• **Activity**
Once you have read the entries, please say how many lines hold the string "lottiematthews", giving the number only.

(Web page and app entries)
-*-
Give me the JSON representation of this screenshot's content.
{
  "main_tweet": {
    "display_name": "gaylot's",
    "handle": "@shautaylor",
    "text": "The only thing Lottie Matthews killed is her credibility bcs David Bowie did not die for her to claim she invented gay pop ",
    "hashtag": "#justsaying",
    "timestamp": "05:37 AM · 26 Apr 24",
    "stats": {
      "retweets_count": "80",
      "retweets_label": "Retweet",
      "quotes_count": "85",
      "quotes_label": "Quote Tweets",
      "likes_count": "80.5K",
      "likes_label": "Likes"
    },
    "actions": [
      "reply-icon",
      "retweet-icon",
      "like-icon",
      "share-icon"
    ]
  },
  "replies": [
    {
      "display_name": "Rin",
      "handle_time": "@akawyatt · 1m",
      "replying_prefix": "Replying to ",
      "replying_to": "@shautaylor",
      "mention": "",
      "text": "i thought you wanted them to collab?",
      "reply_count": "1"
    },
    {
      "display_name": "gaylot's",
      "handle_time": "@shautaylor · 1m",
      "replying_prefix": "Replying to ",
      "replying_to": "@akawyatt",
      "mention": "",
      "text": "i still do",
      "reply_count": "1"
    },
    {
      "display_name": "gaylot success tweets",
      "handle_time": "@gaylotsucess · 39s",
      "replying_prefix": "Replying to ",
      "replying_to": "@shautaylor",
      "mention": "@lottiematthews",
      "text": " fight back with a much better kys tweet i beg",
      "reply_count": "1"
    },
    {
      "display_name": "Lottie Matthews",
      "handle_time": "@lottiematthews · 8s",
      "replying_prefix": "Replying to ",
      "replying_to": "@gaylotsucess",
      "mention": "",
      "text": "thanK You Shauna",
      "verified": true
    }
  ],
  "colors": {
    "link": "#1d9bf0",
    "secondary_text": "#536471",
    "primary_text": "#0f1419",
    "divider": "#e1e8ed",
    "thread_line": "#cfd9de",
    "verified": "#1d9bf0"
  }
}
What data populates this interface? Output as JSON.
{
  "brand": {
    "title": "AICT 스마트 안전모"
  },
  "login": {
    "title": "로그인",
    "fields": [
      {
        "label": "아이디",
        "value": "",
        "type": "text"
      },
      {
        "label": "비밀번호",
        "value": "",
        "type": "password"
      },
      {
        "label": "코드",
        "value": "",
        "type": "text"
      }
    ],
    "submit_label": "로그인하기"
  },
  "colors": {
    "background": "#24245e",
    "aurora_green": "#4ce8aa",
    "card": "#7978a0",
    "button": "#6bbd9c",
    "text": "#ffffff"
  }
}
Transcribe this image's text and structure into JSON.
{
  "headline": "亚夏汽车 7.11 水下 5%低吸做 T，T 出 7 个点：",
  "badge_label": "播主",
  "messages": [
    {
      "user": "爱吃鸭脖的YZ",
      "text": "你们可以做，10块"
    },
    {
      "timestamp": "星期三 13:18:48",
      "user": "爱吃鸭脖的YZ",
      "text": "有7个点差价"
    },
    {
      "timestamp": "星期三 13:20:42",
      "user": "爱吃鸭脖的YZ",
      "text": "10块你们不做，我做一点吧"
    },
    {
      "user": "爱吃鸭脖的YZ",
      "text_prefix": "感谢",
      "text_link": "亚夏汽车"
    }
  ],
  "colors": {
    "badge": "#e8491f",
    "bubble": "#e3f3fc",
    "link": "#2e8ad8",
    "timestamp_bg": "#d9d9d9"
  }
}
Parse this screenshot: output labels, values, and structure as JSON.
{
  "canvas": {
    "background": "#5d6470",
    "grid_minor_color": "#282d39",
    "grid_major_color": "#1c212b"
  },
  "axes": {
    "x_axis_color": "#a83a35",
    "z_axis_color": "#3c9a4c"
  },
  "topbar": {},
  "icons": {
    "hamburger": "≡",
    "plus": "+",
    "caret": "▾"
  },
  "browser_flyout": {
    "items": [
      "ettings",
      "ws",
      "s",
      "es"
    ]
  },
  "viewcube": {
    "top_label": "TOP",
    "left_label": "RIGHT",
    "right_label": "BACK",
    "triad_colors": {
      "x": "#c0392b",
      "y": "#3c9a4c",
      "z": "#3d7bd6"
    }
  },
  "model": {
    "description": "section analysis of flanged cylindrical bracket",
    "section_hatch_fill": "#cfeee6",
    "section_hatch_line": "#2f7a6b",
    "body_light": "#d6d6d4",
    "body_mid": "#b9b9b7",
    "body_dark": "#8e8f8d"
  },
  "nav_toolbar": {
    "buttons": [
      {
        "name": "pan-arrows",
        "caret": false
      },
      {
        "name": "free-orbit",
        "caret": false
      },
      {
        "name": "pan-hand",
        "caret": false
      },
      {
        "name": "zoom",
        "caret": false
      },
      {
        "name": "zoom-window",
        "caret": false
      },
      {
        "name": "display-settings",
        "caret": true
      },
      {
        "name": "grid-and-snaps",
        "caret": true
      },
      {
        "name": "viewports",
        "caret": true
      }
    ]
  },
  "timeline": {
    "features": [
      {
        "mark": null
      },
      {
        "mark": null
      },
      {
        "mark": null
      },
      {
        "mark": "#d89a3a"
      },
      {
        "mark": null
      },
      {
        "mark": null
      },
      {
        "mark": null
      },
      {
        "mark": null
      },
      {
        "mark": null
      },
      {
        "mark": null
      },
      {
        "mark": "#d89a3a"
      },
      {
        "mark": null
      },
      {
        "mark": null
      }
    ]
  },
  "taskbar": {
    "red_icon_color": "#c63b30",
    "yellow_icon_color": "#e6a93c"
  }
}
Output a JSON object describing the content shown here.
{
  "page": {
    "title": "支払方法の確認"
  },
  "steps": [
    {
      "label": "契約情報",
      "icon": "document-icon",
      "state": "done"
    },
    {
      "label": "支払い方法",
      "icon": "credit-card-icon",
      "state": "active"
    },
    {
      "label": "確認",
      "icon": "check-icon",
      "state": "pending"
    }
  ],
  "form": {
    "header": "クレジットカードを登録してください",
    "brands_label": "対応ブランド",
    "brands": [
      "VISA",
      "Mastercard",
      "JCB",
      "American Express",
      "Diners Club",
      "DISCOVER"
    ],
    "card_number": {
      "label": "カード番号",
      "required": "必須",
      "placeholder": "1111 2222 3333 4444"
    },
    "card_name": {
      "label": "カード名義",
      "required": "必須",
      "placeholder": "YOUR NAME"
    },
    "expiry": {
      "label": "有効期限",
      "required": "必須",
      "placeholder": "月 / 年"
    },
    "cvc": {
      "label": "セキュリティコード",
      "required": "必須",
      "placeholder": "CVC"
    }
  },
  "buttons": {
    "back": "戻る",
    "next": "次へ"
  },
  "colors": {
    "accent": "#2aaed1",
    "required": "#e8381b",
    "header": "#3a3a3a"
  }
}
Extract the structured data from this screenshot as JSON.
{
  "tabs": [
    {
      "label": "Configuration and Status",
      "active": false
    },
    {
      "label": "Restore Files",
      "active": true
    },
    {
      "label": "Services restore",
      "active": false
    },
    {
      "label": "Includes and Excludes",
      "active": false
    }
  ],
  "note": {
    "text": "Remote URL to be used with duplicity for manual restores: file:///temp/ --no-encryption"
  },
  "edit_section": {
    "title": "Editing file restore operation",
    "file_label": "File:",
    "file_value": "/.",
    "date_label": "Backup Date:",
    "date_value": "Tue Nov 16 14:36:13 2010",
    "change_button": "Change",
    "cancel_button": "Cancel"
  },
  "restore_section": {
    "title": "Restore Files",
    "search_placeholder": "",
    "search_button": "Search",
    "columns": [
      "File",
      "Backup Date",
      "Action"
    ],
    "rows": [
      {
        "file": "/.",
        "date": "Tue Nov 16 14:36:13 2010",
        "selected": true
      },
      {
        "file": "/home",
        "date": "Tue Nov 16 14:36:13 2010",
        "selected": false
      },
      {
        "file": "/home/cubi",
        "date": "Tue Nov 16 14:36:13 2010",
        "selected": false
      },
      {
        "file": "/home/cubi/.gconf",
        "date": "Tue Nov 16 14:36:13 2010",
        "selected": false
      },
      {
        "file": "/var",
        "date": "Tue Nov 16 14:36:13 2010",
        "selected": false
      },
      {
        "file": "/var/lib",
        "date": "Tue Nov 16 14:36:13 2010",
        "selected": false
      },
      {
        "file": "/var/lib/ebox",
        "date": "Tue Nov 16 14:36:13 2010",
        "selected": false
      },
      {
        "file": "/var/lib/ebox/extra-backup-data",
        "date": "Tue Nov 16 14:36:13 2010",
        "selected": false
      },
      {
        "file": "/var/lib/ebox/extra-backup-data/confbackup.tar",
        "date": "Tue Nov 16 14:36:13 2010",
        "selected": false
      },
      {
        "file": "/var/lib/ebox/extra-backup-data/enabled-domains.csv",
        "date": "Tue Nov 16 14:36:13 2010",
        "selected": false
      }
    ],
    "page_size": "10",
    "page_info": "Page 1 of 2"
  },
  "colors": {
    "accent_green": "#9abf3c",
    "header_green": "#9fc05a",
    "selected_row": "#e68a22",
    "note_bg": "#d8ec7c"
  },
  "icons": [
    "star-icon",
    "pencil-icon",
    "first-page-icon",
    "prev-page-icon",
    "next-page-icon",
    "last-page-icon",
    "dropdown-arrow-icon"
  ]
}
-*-
• **The answer**
2